WHAT IS REQUIRED: Repeat all the data that appears below, keeping it exact.

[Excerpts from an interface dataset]
###

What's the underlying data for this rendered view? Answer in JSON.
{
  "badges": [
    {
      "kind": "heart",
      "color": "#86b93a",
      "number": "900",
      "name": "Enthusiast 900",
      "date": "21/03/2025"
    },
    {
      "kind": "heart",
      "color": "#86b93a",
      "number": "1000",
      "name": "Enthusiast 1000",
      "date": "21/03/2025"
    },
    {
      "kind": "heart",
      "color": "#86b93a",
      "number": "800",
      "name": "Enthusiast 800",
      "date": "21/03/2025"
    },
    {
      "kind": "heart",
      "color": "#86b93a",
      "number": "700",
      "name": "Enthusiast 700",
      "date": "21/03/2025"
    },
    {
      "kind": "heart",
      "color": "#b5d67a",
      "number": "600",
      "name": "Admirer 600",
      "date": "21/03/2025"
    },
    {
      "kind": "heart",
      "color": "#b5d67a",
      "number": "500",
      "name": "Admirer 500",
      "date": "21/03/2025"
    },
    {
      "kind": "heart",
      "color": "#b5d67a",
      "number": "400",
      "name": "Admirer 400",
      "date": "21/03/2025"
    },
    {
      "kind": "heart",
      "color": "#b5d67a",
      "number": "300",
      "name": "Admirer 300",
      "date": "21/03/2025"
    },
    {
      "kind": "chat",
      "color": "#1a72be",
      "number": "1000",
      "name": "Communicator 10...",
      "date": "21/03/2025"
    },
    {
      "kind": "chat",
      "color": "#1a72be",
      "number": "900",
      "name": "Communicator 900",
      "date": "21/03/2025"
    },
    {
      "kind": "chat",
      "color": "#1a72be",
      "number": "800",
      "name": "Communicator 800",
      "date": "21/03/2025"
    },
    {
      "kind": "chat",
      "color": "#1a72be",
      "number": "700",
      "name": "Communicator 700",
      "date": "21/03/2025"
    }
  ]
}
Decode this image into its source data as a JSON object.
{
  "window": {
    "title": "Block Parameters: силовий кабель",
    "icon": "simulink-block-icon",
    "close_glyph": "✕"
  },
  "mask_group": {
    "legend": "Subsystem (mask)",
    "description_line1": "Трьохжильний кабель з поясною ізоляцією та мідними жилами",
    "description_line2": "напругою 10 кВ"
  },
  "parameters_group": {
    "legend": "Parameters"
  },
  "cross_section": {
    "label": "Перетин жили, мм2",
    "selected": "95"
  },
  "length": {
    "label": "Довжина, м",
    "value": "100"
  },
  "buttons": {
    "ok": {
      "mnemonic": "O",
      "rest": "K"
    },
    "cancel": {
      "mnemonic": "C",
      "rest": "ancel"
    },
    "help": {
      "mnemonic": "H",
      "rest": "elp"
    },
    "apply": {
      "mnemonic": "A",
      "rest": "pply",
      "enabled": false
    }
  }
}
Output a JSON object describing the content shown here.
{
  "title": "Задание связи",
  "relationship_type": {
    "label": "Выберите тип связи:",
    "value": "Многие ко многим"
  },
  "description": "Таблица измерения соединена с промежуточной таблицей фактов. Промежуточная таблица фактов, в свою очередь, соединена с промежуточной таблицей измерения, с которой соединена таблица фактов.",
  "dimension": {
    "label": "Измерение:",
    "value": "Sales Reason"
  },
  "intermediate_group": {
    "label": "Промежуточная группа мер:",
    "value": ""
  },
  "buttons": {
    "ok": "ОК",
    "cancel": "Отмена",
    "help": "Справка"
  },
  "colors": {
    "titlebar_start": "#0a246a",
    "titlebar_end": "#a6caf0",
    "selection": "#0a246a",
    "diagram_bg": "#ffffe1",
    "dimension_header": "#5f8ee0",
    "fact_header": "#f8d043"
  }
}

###

RESPONSE AREA:
What's the underlying data for this rendered view? Answer in JSON.
{
  "badges": [
    {
      "kind": "heart",
      "color": "#86b93a",
      "number": "900",
      "name": "Enthusiast 900",
      "date": "21/03/2025"
    },
    {
      "kind": "heart",
      "color": "#86b93a",
      "number": "1000",
      "name": "Enthusiast 1000",
      "date": "21/03/2025"
    },
    {
      "kind": "heart",
      "color": "#86b93a",
      "number": "800",
      "name": "Enthusiast 800",
      "date": "21/03/2025"
    },
    {
      "kind": "heart",
      "color": "#86b93a",
      "number": "700",
      "name": "Enthusiast 700",
      "date": "21/03/2025"
    },
    {
      "kind": "heart",
      "color": "#b5d67a",
      "number": "600",
      "name": "Admirer 600",
      "date": "21/03/2025"
    },
    {
      "kind": "heart",
      "color": "#b5d67a",
      "number": "500",
      "name": "Admirer 500",
      "date": "21/03/2025"
    },
    {
      "kind": "heart",
      "color": "#b5d67a",
      "number": "400",
      "name": "Admirer 400",
      "date": "21/03/2025"
    },
    {
      "kind": "heart",
      "color": "#b5d67a",
      "number": "300",
      "name": "Admirer 300",
      "date": "21/03/2025"
    },
    {
      "kind": "chat",
      "color": "#1a72be",
      "number": "1000",
      "name": "Communicator 10...",
      "date": "21/03/2025"
    },
    {
      "kind": "chat",
      "color": "#1a72be",
      "number": "900",
      "name": "Communicator 900",
      "date": "21/03/2025"
    },
    {
      "kind": "chat",
      "color": "#1a72be",
      "number": "800",
      "name": "Communicator 800",
      "date": "21/03/2025"
    },
    {
      "kind": "chat",
      "color": "#1a72be",
      "number": "700",
      "name": "Communicator 700",
      "date": "21/03/2025"
    }
  ]
}
Decode this image into its source data as a JSON object.
{
  "window": {
    "title": "Block Parameters: силовий кабель",
    "icon": "simulink-block-icon",
    "close_glyph": "✕"
  },
  "mask_group": {
    "legend": "Subsystem (mask)",
    "description_line1": "Трьохжильний кабель з поясною ізоляцією та мідними жилами",
    "description_line2": "напругою 10 кВ"
  },
  "parameters_group": {
    "legend": "Parameters"
  },
  "cross_section": {
    "label": "Перетин жили, мм2",
    "selected": "95"
  },
  "length": {
    "label": "Довжина, м",
    "value": "100"
  },
  "buttons": {
    "ok": {
      "mnemonic": "O",
      "rest": "K"
    },
    "cancel": {
      "mnemonic": "C",
      "rest": "ancel"
    },
    "help": {
      "mnemonic": "H",
      "rest": "elp"
    },
    "apply": {
      "mnemonic": "A",
      "rest": "pply",
      "enabled": false
    }
  }
}
Output a JSON object describing the content shown here.
{
  "title": "Задание связи",
  "relationship_type": {
    "label": "Выберите тип связи:",
    "value": "Многие ко многим"
  },
  "description": "Таблица измерения соединена с промежуточной таблицей фактов. Промежуточная таблица фактов, в свою очередь, соединена с промежуточной таблицей измерения, с которой соединена таблица фактов.",
  "dimension": {
    "label": "Измерение:",
    "value": "Sales Reason"
  },
  "intermediate_group": {
    "label": "Промежуточная группа мер:",
    "value": ""
  },
  "buttons": {
    "ok": "ОК",
    "cancel": "Отмена",
    "help": "Справка"
  },
  "colors": {
    "titlebar_start": "#0a246a",
    "titlebar_end": "#a6caf0",
    "selection": "#0a246a",
    "diagram_bg": "#ffffe1",
    "dimension_header": "#5f8ee0",
    "fact_header": "#f8d043"
  }
}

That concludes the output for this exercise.